Task goal
From the first record below to the last, retype each one exactly.
::: Exercise inputs :::
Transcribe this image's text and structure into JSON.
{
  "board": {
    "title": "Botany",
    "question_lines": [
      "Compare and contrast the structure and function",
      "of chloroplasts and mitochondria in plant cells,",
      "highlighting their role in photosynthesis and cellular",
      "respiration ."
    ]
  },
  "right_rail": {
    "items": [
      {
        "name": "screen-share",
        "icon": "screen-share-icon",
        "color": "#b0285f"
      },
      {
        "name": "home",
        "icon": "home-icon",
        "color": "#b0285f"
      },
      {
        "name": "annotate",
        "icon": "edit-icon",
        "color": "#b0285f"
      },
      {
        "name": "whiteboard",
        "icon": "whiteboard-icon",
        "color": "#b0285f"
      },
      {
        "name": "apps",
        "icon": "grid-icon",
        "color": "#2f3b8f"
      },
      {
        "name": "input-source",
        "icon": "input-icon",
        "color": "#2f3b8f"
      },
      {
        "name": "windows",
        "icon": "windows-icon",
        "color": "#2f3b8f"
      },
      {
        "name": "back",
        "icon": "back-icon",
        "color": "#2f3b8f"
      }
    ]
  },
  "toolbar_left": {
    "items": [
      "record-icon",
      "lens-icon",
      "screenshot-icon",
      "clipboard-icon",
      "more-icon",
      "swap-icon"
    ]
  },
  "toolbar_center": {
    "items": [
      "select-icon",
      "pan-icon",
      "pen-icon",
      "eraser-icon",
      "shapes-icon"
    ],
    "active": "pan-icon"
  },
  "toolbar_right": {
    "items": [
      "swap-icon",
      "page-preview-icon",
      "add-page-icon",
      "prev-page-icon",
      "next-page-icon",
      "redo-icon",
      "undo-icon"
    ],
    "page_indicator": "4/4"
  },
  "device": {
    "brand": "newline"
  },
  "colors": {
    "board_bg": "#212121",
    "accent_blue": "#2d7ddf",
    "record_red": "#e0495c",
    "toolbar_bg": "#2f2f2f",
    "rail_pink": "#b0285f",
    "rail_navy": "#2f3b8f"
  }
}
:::
Response to this task
Transcribe this image's text and structure into JSON.
{
  "board": {
    "title": "Botany",
    "question_lines": [
      "Compare and contrast the structure and function",
      "of chloroplasts and mitochondria in plant cells,",
      "highlighting their role in photosynthesis and cellular",
      "respiration ."
    ]
  },
  "right_rail": {
    "items": [
      {
        "name": "screen-share",
        "icon": "screen-share-icon",
        "color": "#b0285f"
      },
      {
        "name": "home",
        "icon": "home-icon",
        "color": "#b0285f"
      },
      {
        "name": "annotate",
        "icon": "edit-icon",
        "color": "#b0285f"
      },
      {
        "name": "whiteboard",
        "icon": "whiteboard-icon",
        "color": "#b0285f"
      },
      {
        "name": "apps",
        "icon": "grid-icon",
        "color": "#2f3b8f"
      },
      {
        "name": "input-source",
        "icon": "input-icon",
        "color": "#2f3b8f"
      },
      {
        "name": "windows",
        "icon": "windows-icon",
        "color": "#2f3b8f"
      },
      {
        "name": "back",
        "icon": "back-icon",
        "color": "#2f3b8f"
      }
    ]
  },
  "toolbar_left": {
    "items": [
      "record-icon",
      "lens-icon",
      "screenshot-icon",
      "clipboard-icon",
      "more-icon",
      "swap-icon"
    ]
  },
  "toolbar_center": {
    "items": [
      "select-icon",
      "pan-icon",
      "pen-icon",
      "eraser-icon",
      "shapes-icon"
    ],
    "active": "pan-icon"
  },
  "toolbar_right": {
    "items": [
      "swap-icon",
      "page-preview-icon",
      "add-page-icon",
      "prev-page-icon",
      "next-page-icon",
      "redo-icon",
      "undo-icon"
    ],
    "page_indicator": "4/4"
  },
  "device": {
    "brand": "newline"
  },
  "colors": {
    "board_bg": "#212121",
    "accent_blue": "#2d7ddf",
    "record_red": "#e0495c",
    "toolbar_bg": "#2f2f2f",
    "rail_pink": "#b0285f",
    "rail_navy": "#2f3b8f"
  }
}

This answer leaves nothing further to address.